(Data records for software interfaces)
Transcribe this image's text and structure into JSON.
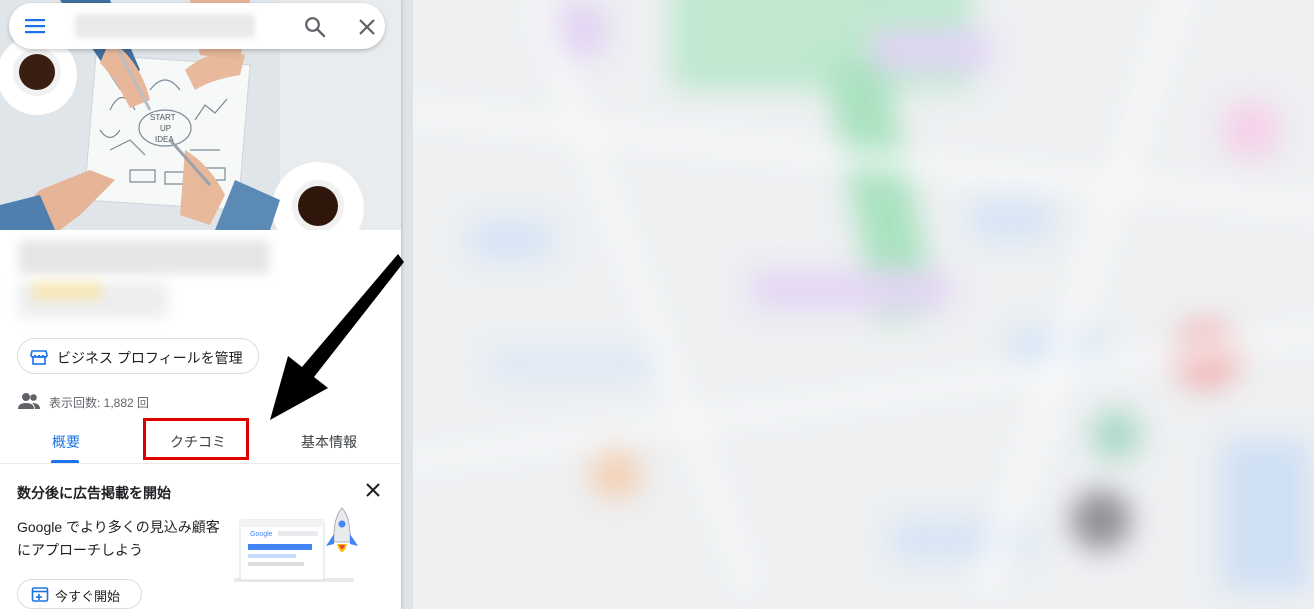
{
  "search": {
    "query": ""
  },
  "place": {
    "name": "",
    "manage_button_label": "ビジネス プロフィールを管理",
    "views_label": "表示回数: 1,882 回"
  },
  "tabs": [
    {
      "label": "概要",
      "selected": true
    },
    {
      "label": "クチコミ",
      "selected": false
    },
    {
      "label": "基本情報",
      "selected": false
    }
  ],
  "promo": {
    "title": "数分後に広告掲載を開始",
    "body_line1": "Google でより多くの見込み顧客",
    "body_line2": "にアプローチしよう",
    "start_button_label": "今すぐ開始",
    "illustration_text": "Google"
  },
  "hero_image": {
    "text": [
      "START",
      "UP",
      "IDEA"
    ]
  },
  "colors": {
    "accent": "#1a73e8",
    "highlight_box": "#e00000",
    "annotation_arrow": "#000000"
  },
  "icons": {
    "menu": "hamburger-menu-icon",
    "search": "search-icon",
    "close": "close-icon",
    "store": "storefront-icon",
    "people": "people-icon",
    "add_window": "add-to-window-icon"
  }
}
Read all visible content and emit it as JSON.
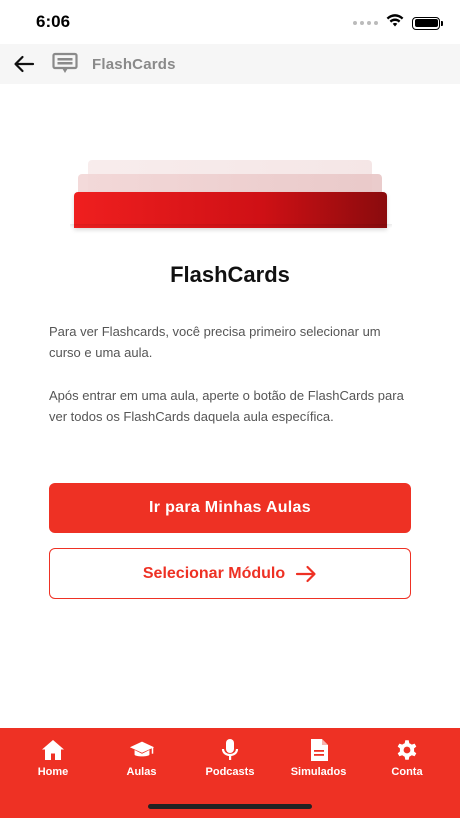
{
  "status": {
    "time": "6:06"
  },
  "header": {
    "title": "FlashCards"
  },
  "content": {
    "title": "FlashCards",
    "paragraph1": "Para ver Flashcards, você precisa primeiro selecionar um curso e uma aula.",
    "paragraph2": "Após entrar em uma aula, aperte o botão de FlashCards para ver todos os FlashCards daquela aula específica.",
    "primary_button": "Ir para Minhas Aulas",
    "secondary_button": "Selecionar Módulo"
  },
  "nav": {
    "items": [
      {
        "label": "Home",
        "icon": "home-icon"
      },
      {
        "label": "Aulas",
        "icon": "graduation-cap-icon"
      },
      {
        "label": "Podcasts",
        "icon": "microphone-icon"
      },
      {
        "label": "Simulados",
        "icon": "document-icon"
      },
      {
        "label": "Conta",
        "icon": "gear-icon"
      }
    ]
  },
  "colors": {
    "accent": "#ee3124",
    "header_bg": "#f6f6f6",
    "header_text": "#8a8a8a"
  }
}
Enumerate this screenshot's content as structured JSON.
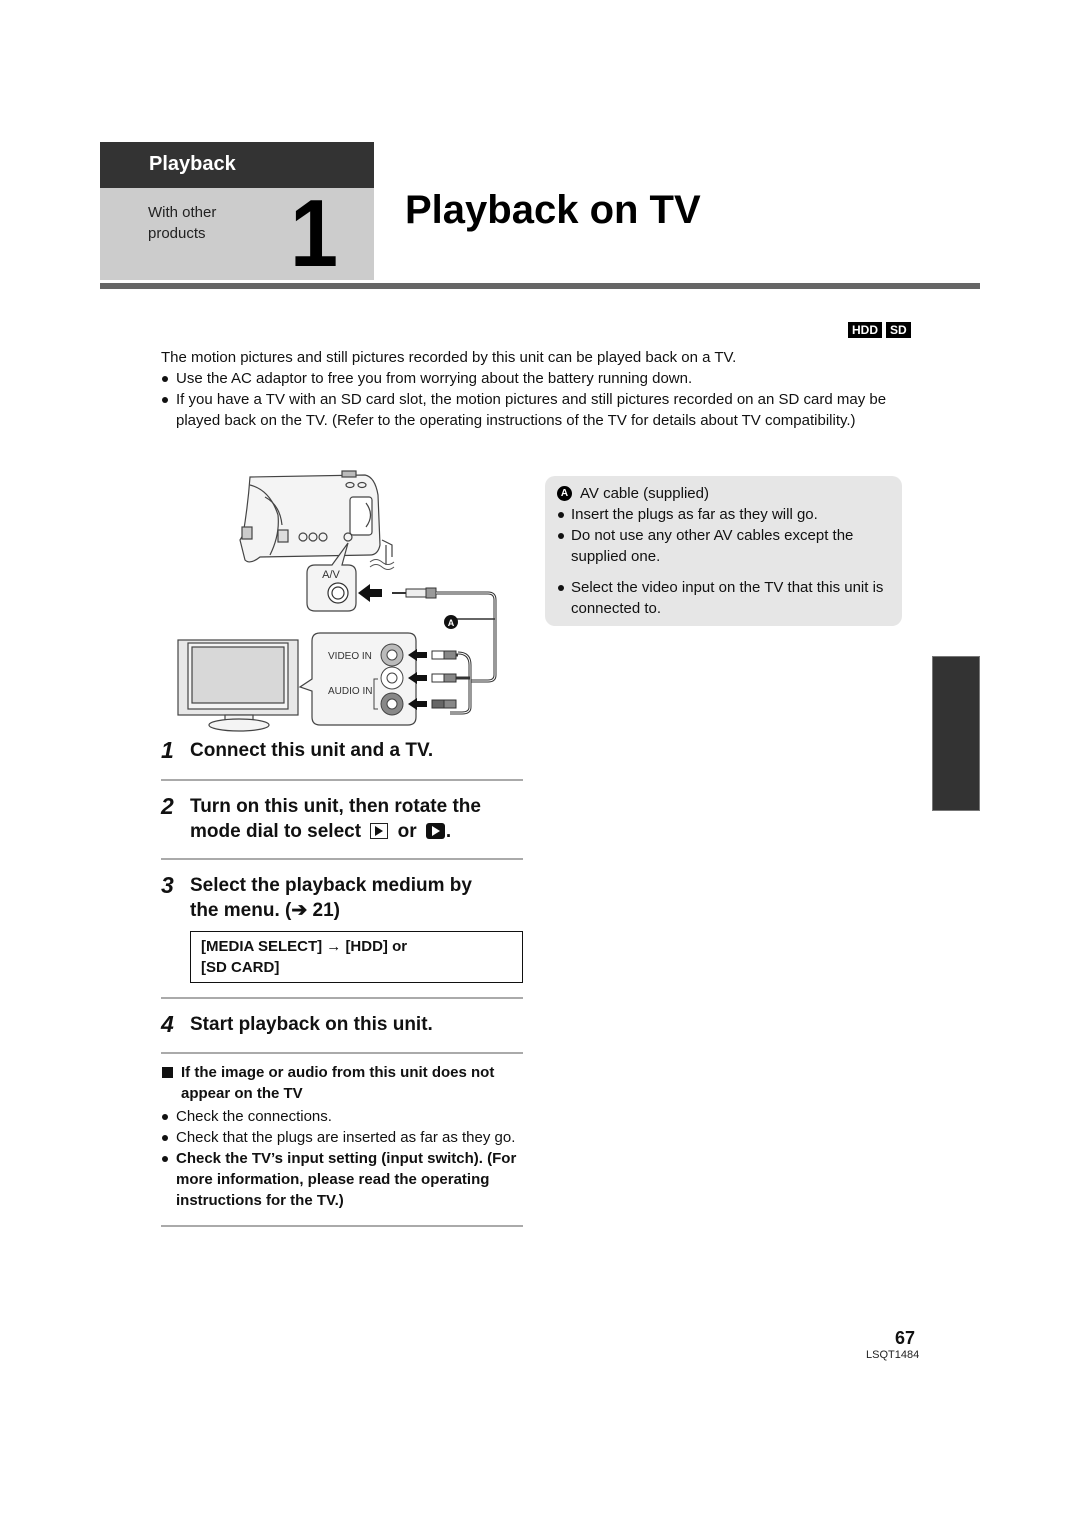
{
  "section_tab": {
    "header": "Playback",
    "subtitle_line1": "With other",
    "subtitle_line2": "products",
    "number": "1"
  },
  "page_title": "Playback on TV",
  "media_badges": [
    "HDD",
    "SD"
  ],
  "intro": {
    "text": "The motion pictures and still pictures recorded by this unit can be played back on a TV.",
    "bullets": [
      "Use the AC adaptor to free you from worrying about the battery running down.",
      "If you have a TV with an SD card slot, the motion pictures and still pictures recorded on an SD card may be played back on the TV. (Refer to the operating instructions of the TV for details about TV compatibility.)"
    ]
  },
  "diagram": {
    "av_label": "A/V",
    "video_in_label": "VIDEO IN",
    "audio_in_label": "AUDIO IN",
    "callout_letter": "A",
    "icons": [
      "camcorder-icon",
      "tv-icon",
      "av-cable-icon",
      "arrow-icon"
    ]
  },
  "note": {
    "marker": "A",
    "caption": "AV cable (supplied)",
    "bullets": [
      "Insert the plugs as far as they will go.",
      "Do not use any other AV cables except the supplied one.",
      "Select the video input on the TV that this unit is connected to."
    ]
  },
  "steps": [
    {
      "num": "1",
      "text": "Connect this unit and a TV."
    },
    {
      "num": "2",
      "text_line1": "Turn on this unit, then rotate the",
      "text_before": "mode dial to select",
      "text_or": "or",
      "text_end": ".",
      "icons": [
        "play-mode-icon",
        "picture-playback-icon"
      ]
    },
    {
      "num": "3",
      "text_line1": "Select the playback medium by",
      "text_line2": "the menu. (➔ 21)"
    },
    {
      "num": "4",
      "text": "Start playback on this unit."
    }
  ],
  "menu_path": {
    "line1": "[MEDIA SELECT] → [HDD] or",
    "line2": "[SD CARD]"
  },
  "trouble": {
    "heading": "If the image or audio from this unit does not appear on the TV",
    "bullets": [
      "Check the connections.",
      "Check that the plugs are inserted as far as they go."
    ],
    "bold_bullet": "Check the TV’s input setting (input switch). (For more information, please read the operating instructions for the TV.)"
  },
  "footer": {
    "page_number": "67",
    "doc_code": "LSQT1484"
  }
}
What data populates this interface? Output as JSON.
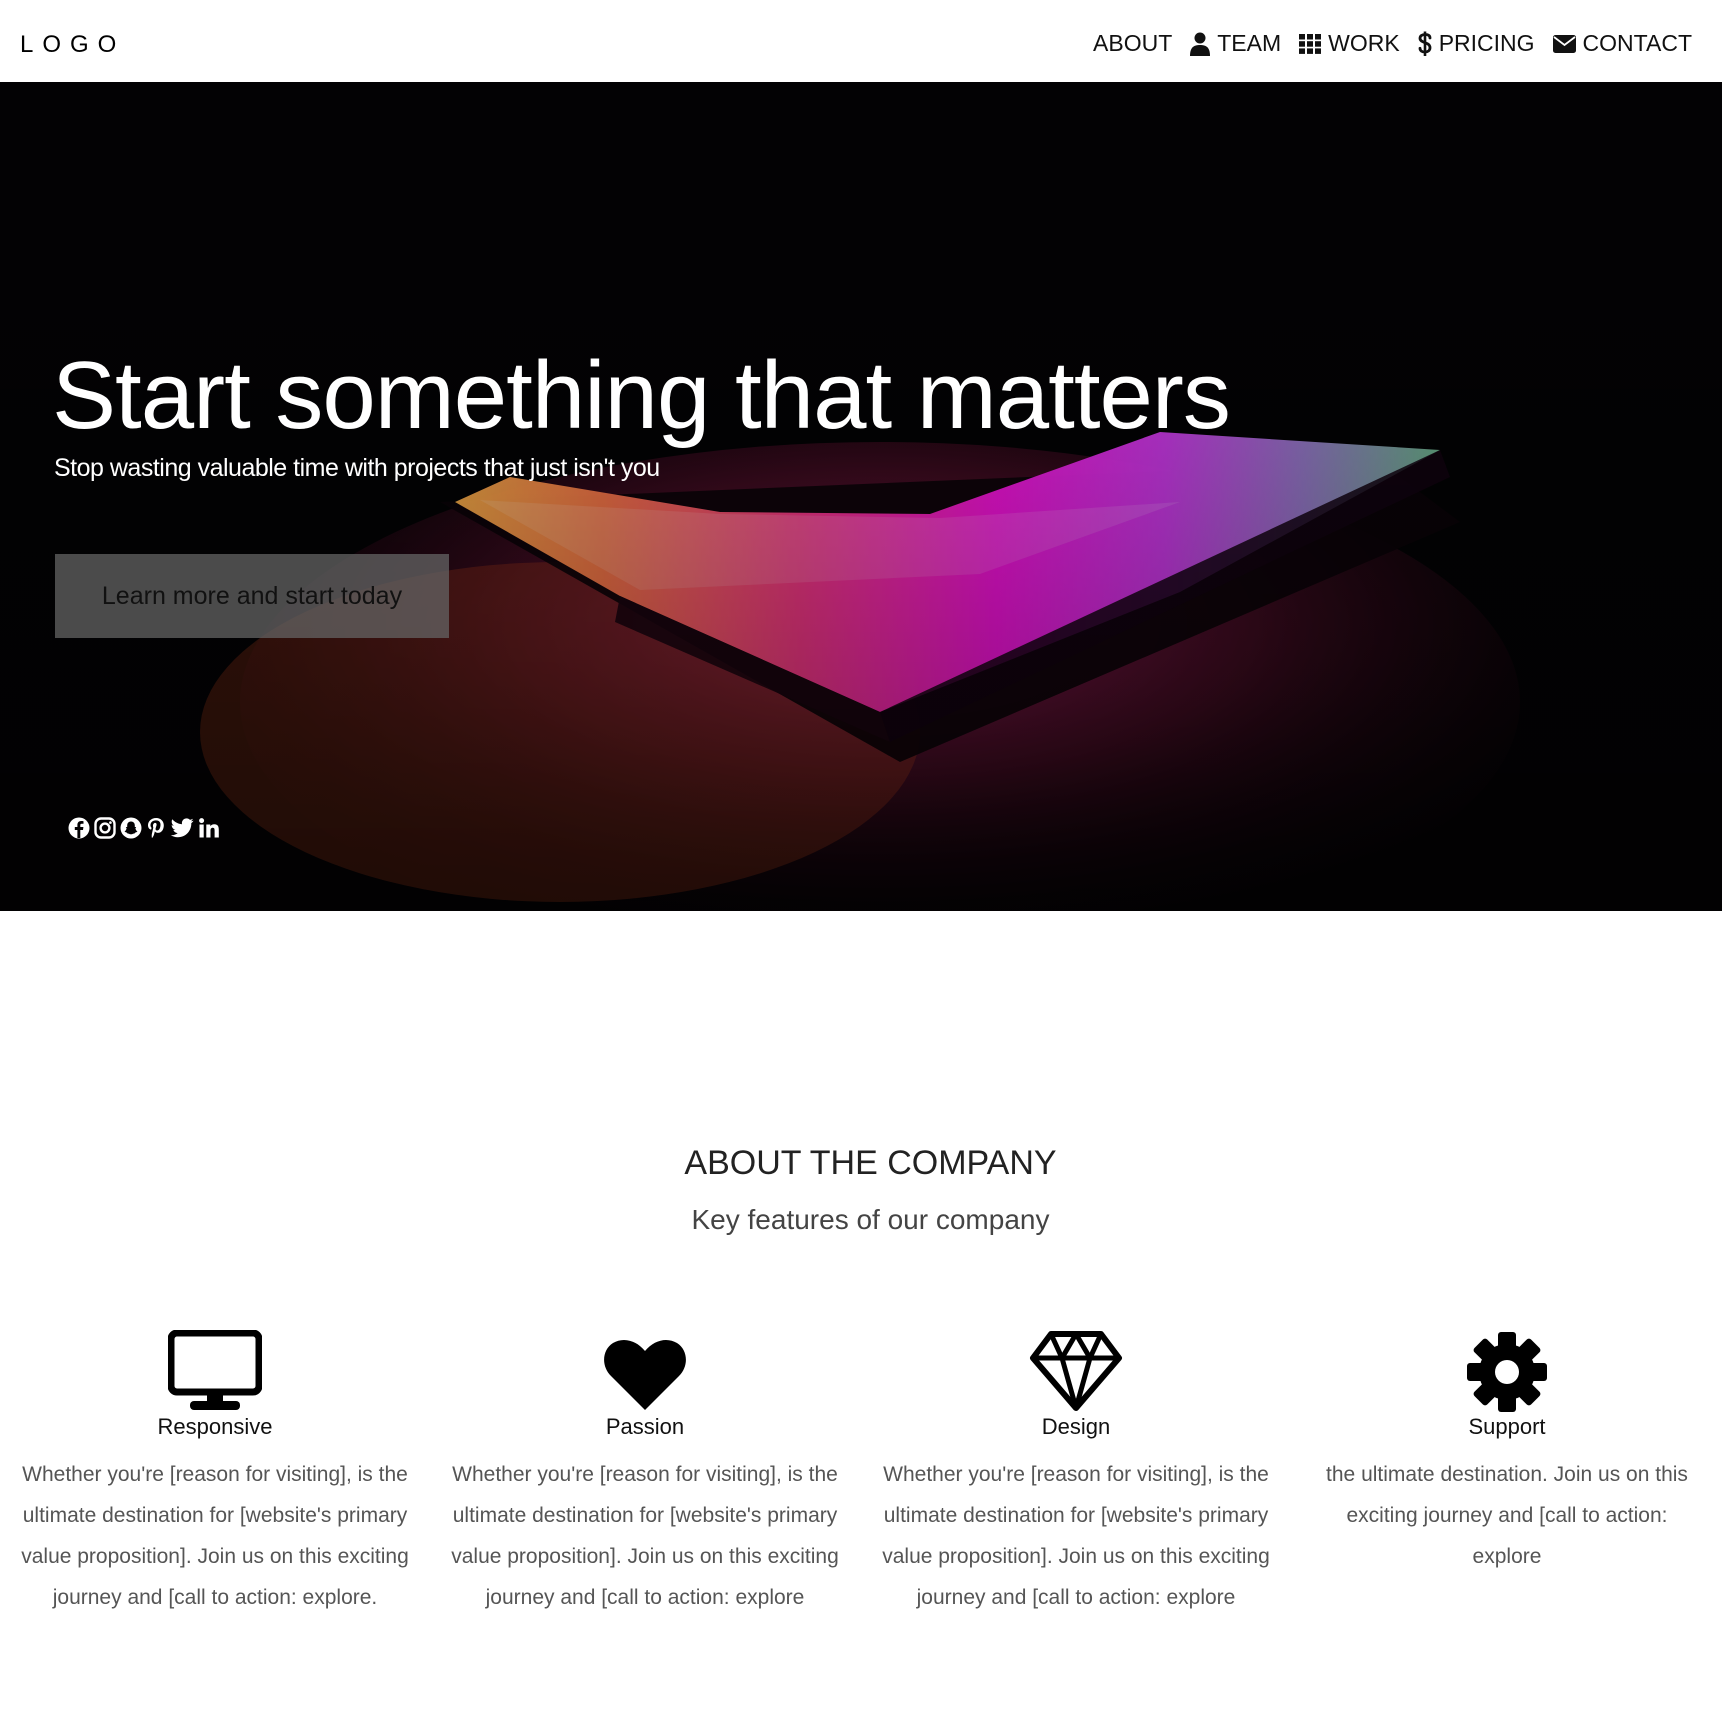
{
  "navbar": {
    "logo": "LOGO",
    "items": [
      {
        "label": "ABOUT",
        "icon": "none"
      },
      {
        "label": "TEAM",
        "icon": "user-icon"
      },
      {
        "label": "WORK",
        "icon": "grid-icon"
      },
      {
        "label": "PRICING",
        "icon": "dollar-icon"
      },
      {
        "label": "CONTACT",
        "icon": "envelope-icon"
      }
    ]
  },
  "hero": {
    "title": "Start something that matters",
    "subtitle": "Stop wasting valuable time with projects that just isn't you",
    "button_label": "Learn more and start today",
    "social_icons": [
      "facebook-icon",
      "instagram-icon",
      "snapchat-icon",
      "pinterest-icon",
      "twitter-icon",
      "linkedin-icon"
    ]
  },
  "about": {
    "title": "ABOUT THE COMPANY",
    "subtitle": "Key features of our company",
    "features": [
      {
        "icon": "monitor-icon",
        "title": "Responsive",
        "text": "Whether you're [reason for visiting], is the ultimate destination for [website's primary value proposition]. Join us on this exciting journey and [call to action: explore."
      },
      {
        "icon": "heart-icon",
        "title": "Passion",
        "text": "Whether you're [reason for visiting], is the ultimate destination for [website's primary value proposition]. Join us on this exciting journey and [call to action: explore"
      },
      {
        "icon": "diamond-icon",
        "title": "Design",
        "text": "Whether you're [reason for visiting], is the ultimate destination for [website's primary value proposition]. Join us on this exciting journey and [call to action: explore"
      },
      {
        "icon": "gear-icon",
        "title": "Support",
        "text": "the ultimate destination. Join us on this exciting journey and [call to action: explore"
      }
    ]
  },
  "colors": {
    "hero_background": "#030204",
    "button_background": "#646464",
    "text_dark": "#111111",
    "text_muted": "#555555"
  }
}
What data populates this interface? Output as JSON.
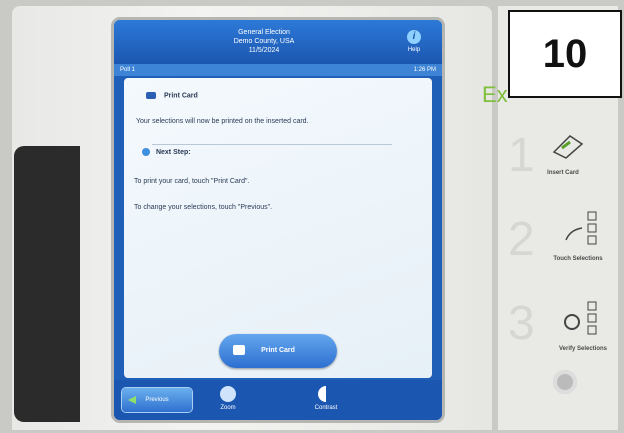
{
  "header": {
    "line1": "General Election",
    "line2": "Demo County, USA",
    "line3": "11/5/2024",
    "help_label": "Help",
    "help_icon": "info-icon"
  },
  "status": {
    "poll": "Poll 1",
    "time": "1:26 PM"
  },
  "content": {
    "title": "Print Card",
    "message": "Your selections will now be printed on the inserted card.",
    "next_step_title": "Next Step:",
    "instr1": "To print your card, touch \"Print Card\".",
    "instr2": "To change your selections, touch \"Previous\"."
  },
  "buttons": {
    "print_card": "Print Card",
    "previous": "Previous",
    "zoom": "Zoom",
    "contrast": "Contrast"
  },
  "side": {
    "badge": "10",
    "ex_text": "Ex",
    "steps": [
      {
        "num": "1",
        "label": "Insert Card"
      },
      {
        "num": "2",
        "label": "Touch Selections"
      },
      {
        "num": "3",
        "label": "Verify Selections"
      }
    ]
  }
}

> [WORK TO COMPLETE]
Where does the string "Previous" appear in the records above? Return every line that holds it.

> [ANSWER TO THIS PROBLEM]
    "instr2": "To change your selections, touch \"Previous\"."
    "previous": "Previous",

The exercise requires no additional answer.